- Opening Delimiter -
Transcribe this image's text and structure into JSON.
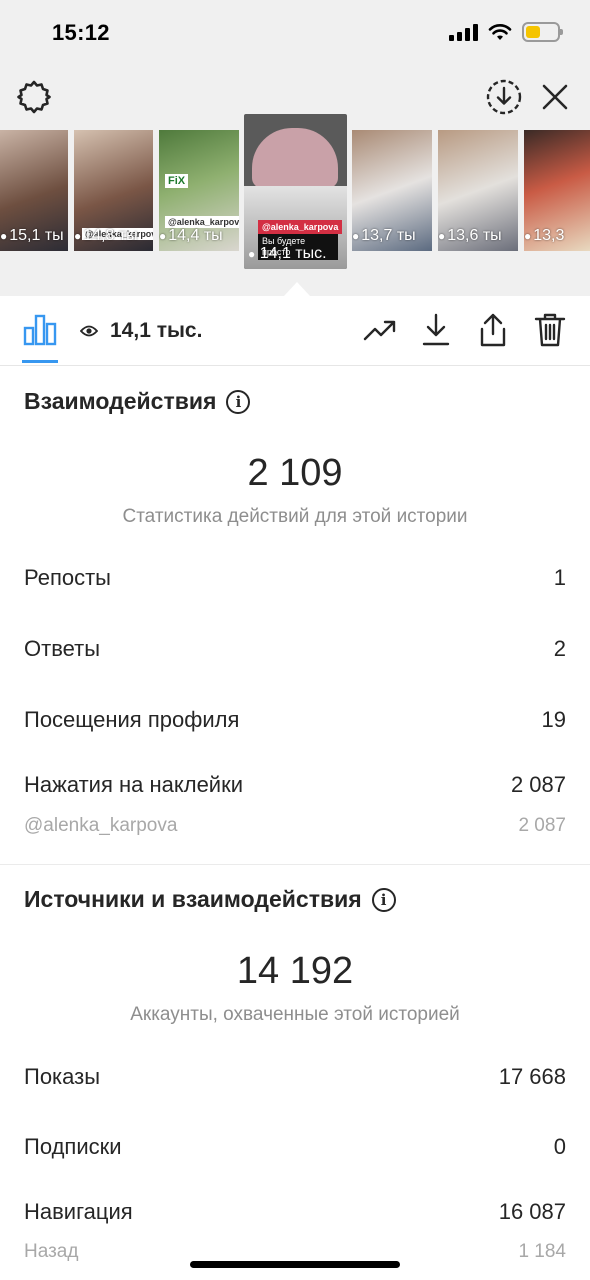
{
  "status_bar": {
    "time": "15:12"
  },
  "colors": {
    "accent": "#3797f0",
    "text": "#262626",
    "muted": "#8e8e8e",
    "battery": "#f5c400"
  },
  "top_bar": {
    "left_icon": "settings-gear-icon",
    "right_icons": [
      "download-circle-icon",
      "close-icon"
    ]
  },
  "stories": [
    {
      "views": "15,1 ты"
    },
    {
      "views": "14,8 ты",
      "tag": "@alenka_karpova"
    },
    {
      "views": "14,4 ты",
      "tag": "@alenka_karpova",
      "badge": "FiX"
    },
    {
      "views": "14,1 тыс.",
      "tag": "@alenka_karpova",
      "caption": "Вы будете просто"
    },
    {
      "views": "13,7 ты"
    },
    {
      "views": "13,6 ты"
    },
    {
      "views": "13,3"
    }
  ],
  "toolbar": {
    "views": "14,1 тыс.",
    "icons": [
      "bar-chart-icon",
      "eye-icon",
      "trending-icon",
      "download-icon",
      "share-icon",
      "trash-icon"
    ]
  },
  "interactions": {
    "title": "Взаимодействия",
    "total": "2 109",
    "caption": "Статистика действий для этой истории",
    "rows": [
      {
        "label": "Репосты",
        "value": "1"
      },
      {
        "label": "Ответы",
        "value": "2"
      },
      {
        "label": "Посещения профиля",
        "value": "19"
      },
      {
        "label": "Нажатия на наклейки",
        "value": "2 087"
      }
    ],
    "sub_row": {
      "label": "@alenka_karpova",
      "value": "2 087"
    }
  },
  "discovery": {
    "title": "Источники и взаимодействия",
    "total": "14 192",
    "caption": "Аккаунты, охваченные этой историей",
    "rows": [
      {
        "label": "Показы",
        "value": "17 668"
      },
      {
        "label": "Подписки",
        "value": "0"
      },
      {
        "label": "Навигация",
        "value": "16 087"
      }
    ],
    "sub_row": {
      "label": "Назад",
      "value": "1 184"
    }
  }
}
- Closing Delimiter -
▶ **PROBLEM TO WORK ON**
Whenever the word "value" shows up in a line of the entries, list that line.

▶ **SOLUTION**
        "value": "1"
        "value": "2"
        "value": "19"
        "value": "2 087"
      "value": "2 087"
        "value": "17 668"
        "value": "0"
        "value": "16 087"
      "value": "1 184"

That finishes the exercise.